How Vacationing Can Make or Break Your Relationship

A fun getaway can actually be a test of compatibility.

Contributing Writer
couple walking on beach
Photography by: Tim McKenna

You and your partner have planned a relaxing, well-deserved vacation. All that's left to do is pack your bags and get the show on the road, right? Not so fast. While taking a vacation together is always an exciting adventure, it is just that—an adventure. It's a chance for the two of you to get a true taste for how you behave when you're not following your regular routine. "Taking a vacation together is a crucial step in a relationship," explains Bonnie Winston, celebrity matchmaker and relationship expert. "If you're only used to 'Netflix and chilling' with your partner, traveling can be a big wake up call, for better or worse."

 

Oftentimes, as she points out, it can even make or break a couple.
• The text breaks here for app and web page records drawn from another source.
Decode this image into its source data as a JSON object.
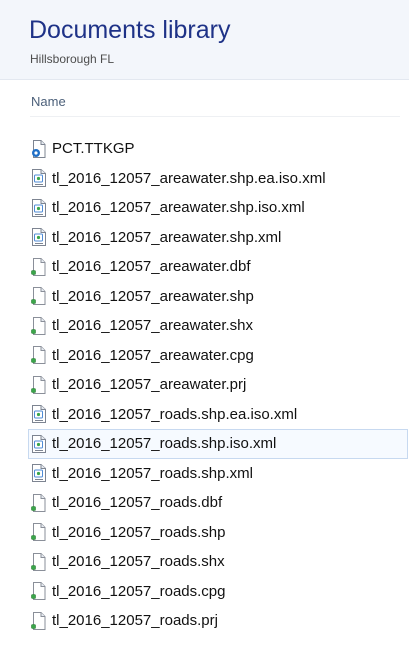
{
  "library": {
    "title": "Documents library",
    "subtitle": "Hillsborough FL"
  },
  "columns": {
    "name_label": "Name"
  },
  "files": [
    {
      "name": "PCT.TTKGP",
      "icon": "config-file-icon",
      "selected": false
    },
    {
      "name": "tl_2016_12057_areawater.shp.ea.iso.xml",
      "icon": "xml-file-icon",
      "selected": false
    },
    {
      "name": "tl_2016_12057_areawater.shp.iso.xml",
      "icon": "xml-file-icon",
      "selected": false
    },
    {
      "name": "tl_2016_12057_areawater.shp.xml",
      "icon": "xml-file-icon",
      "selected": false
    },
    {
      "name": "tl_2016_12057_areawater.dbf",
      "icon": "generic-file-icon",
      "selected": false
    },
    {
      "name": "tl_2016_12057_areawater.shp",
      "icon": "generic-file-icon",
      "selected": false
    },
    {
      "name": "tl_2016_12057_areawater.shx",
      "icon": "generic-file-icon",
      "selected": false
    },
    {
      "name": "tl_2016_12057_areawater.cpg",
      "icon": "generic-file-icon",
      "selected": false
    },
    {
      "name": "tl_2016_12057_areawater.prj",
      "icon": "generic-file-icon",
      "selected": false
    },
    {
      "name": "tl_2016_12057_roads.shp.ea.iso.xml",
      "icon": "xml-file-icon",
      "selected": false
    },
    {
      "name": "tl_2016_12057_roads.shp.iso.xml",
      "icon": "xml-file-icon",
      "selected": true
    },
    {
      "name": "tl_2016_12057_roads.shp.xml",
      "icon": "xml-file-icon",
      "selected": false
    },
    {
      "name": "tl_2016_12057_roads.dbf",
      "icon": "generic-file-icon",
      "selected": false
    },
    {
      "name": "tl_2016_12057_roads.shp",
      "icon": "generic-file-icon",
      "selected": false
    },
    {
      "name": "tl_2016_12057_roads.shx",
      "icon": "generic-file-icon",
      "selected": false
    },
    {
      "name": "tl_2016_12057_roads.cpg",
      "icon": "generic-file-icon",
      "selected": false
    },
    {
      "name": "tl_2016_12057_roads.prj",
      "icon": "generic-file-icon",
      "selected": false
    }
  ],
  "colors": {
    "title": "#1e3287",
    "header_bg": "#f3f6fb",
    "selection_border": "#c7d9f0",
    "selection_bg": "#f6faff"
  }
}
So, before the two of you step out of your comfort zones and step into vacation mode, read on to learn the ways you can expect your relationship to change while traveling.

 

Related: Romantic Getaway Ideas for Every Couple

 

You may see parts of your partner's personality you wouldn't ordinarily see.
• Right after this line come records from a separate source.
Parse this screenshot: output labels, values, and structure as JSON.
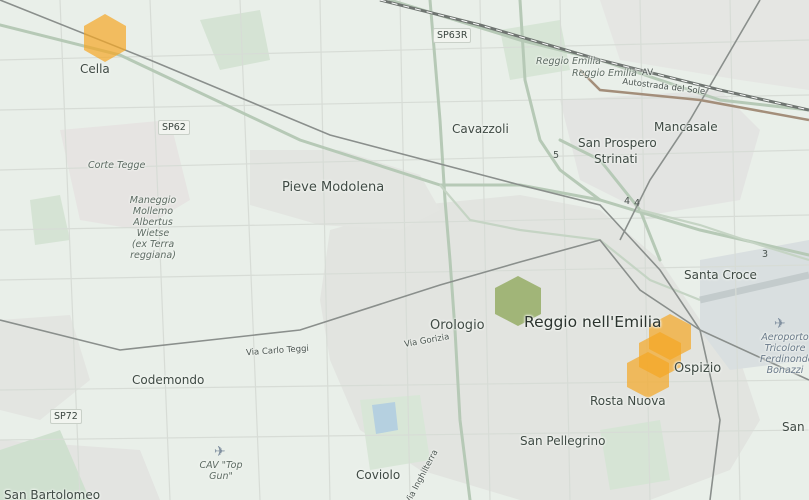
{
  "map": {
    "labels": {
      "cella": "Cella",
      "cavazzoli": "Cavazzoli",
      "reggio_emilia_station": "Reggio Emilia",
      "reggio_emilia_av": "Reggio Emilia",
      "av": "AV",
      "autostrada": "Autostrada del Sole",
      "mancasale": "Mancasale",
      "san_prospero": "San Prospero",
      "strinati": "Strinati",
      "corte_tegge": "Corte Tegge",
      "pieve_modolena": "Pieve Modolena",
      "maneggio": "Maneggio Mollemo Albertus Wietse (ex Terra reggiana)",
      "santa_croce": "Santa Croce",
      "reggio_nellemilia": "Reggio nell'Emilia",
      "orologio": "Orologio",
      "aeroporto": "Aeroporto Tricolore Ferdinondo Bonazzi",
      "via_carlo_teggi": "Via Carlo Teggi",
      "via_gorizia": "Via Gorizia",
      "codemondo": "Codemondo",
      "ospizio": "Ospizio",
      "rosta_nuova": "Rosta Nuova",
      "san_pellegrino": "San Pellegrino",
      "cav": "CAV \"Top Gun\"",
      "coviolo": "Coviolo",
      "via_inghilterra": "Via Inghilterra",
      "san_bartolomeo": "San Bartolomeo",
      "sanm": "San M"
    },
    "shields": {
      "sp63r": "SP63R",
      "sp62": "SP62",
      "sp72": "SP72"
    },
    "road_numbers": {
      "five": "5",
      "four_a": "4",
      "four_b": "4",
      "three": "3"
    },
    "hexagons": [
      {
        "id": "hex-cella",
        "color": "#f5a623",
        "opacity": 0.7
      },
      {
        "id": "hex-centro",
        "color": "#6b8e23",
        "opacity": 0.55
      },
      {
        "id": "hex-ospizio-top",
        "color": "#f5a623",
        "opacity": 0.7
      },
      {
        "id": "hex-ospizio-mid",
        "color": "#f5a623",
        "opacity": 0.7
      },
      {
        "id": "hex-rosta-nuova",
        "color": "#f5a623",
        "opacity": 0.7
      }
    ],
    "colors": {
      "background": "#e9efe9",
      "urban": "#e2e4e0",
      "green": "#d5e3d4",
      "major_road": "#b6c9b6",
      "railway": "#8a8f8c",
      "water": "#b5d0e0",
      "airport": "#d9dfe0"
    },
    "icons": [
      "airport-icon",
      "airfield-icon"
    ]
  }
}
"Seeing how someone reacts under pressure, or in unforeseen events, and how they treat people who are not in your ordinary social circle, is a mark of a person's true character," explains Winston. For example, if your flight gets delayed and you have to camp out at the airport for a few extra hours, will your partner throw a hissy fit or make light of the situation and grab a few cocktails with you at the bar? 

 

You may handle arguments better.

When you're on vacation with your partner and sharing a 150-square-foot hotel room, disagreements and bickering are likely to happen. But how you handle those arguments on vacation might actually be an improvement over how you fight at home. "If an argument happens, you can't exactly deal with it the same way you would at home," says Winston. "Being on vacation together forces you to make up quickly, because you don't ruin the entire trip. It also can enhance your 'negotiating tactics,' meaning, if you have different traveling styles (she wants to do touristy stuff and he's more of a local experience guy) you have to deal with things on a daily basis and work it out."

 

You two may be more romantic.
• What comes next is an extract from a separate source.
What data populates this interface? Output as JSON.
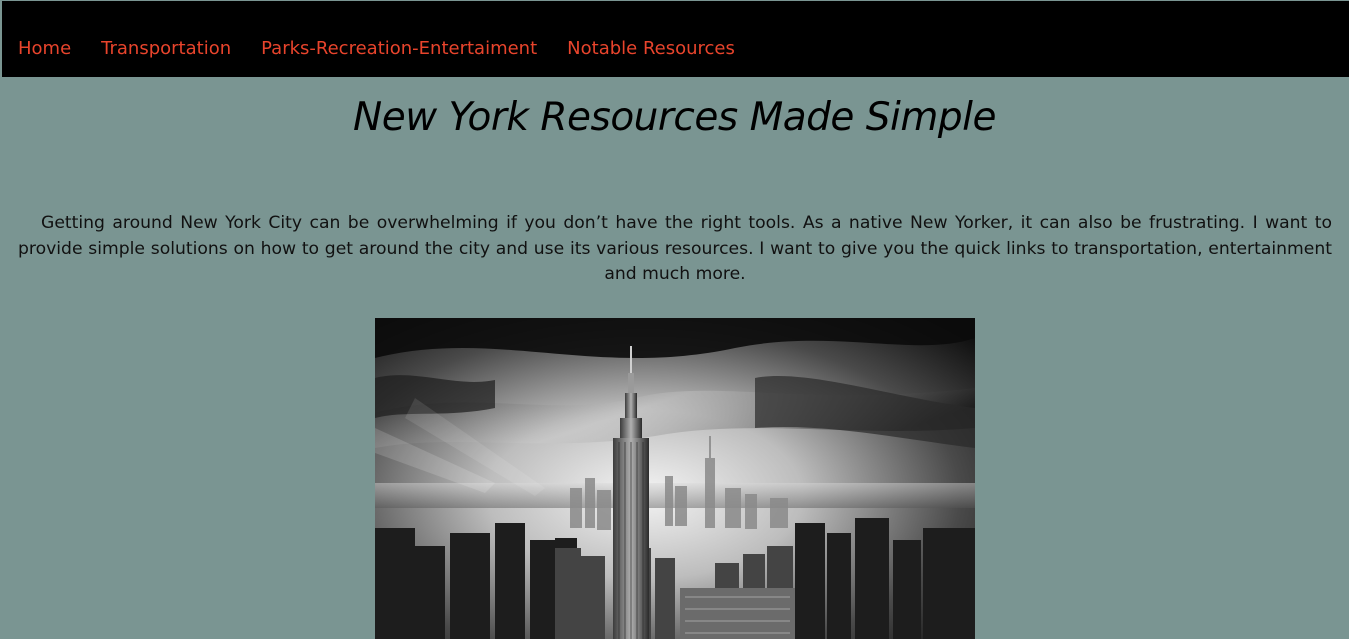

Who knew? But, hey, it makes sense—if you're tucked away in a waterfront bungalow as opposed to being cooped up in your city apartment, you'll more likely be in the mood for romance. "Somehow, being away from the stresses and strains of everyday life frees couples to enjoy each other's company more," says Fran Walfish, Psy.D., psychotherapist in in Beverly Hills, California.

 

You may head home with a deepened trust level in a relationship.

Throughout the experiences you've had in your relationship, the new ones you make on vacation may forge an even stronger bond between the two of you. "Traveling together also allows for the opportunity to do something awe-inspiring that can bond you through the experience," says Winston. "Even the planning stages of the trip—discussing what you want to do and see can also draw you close."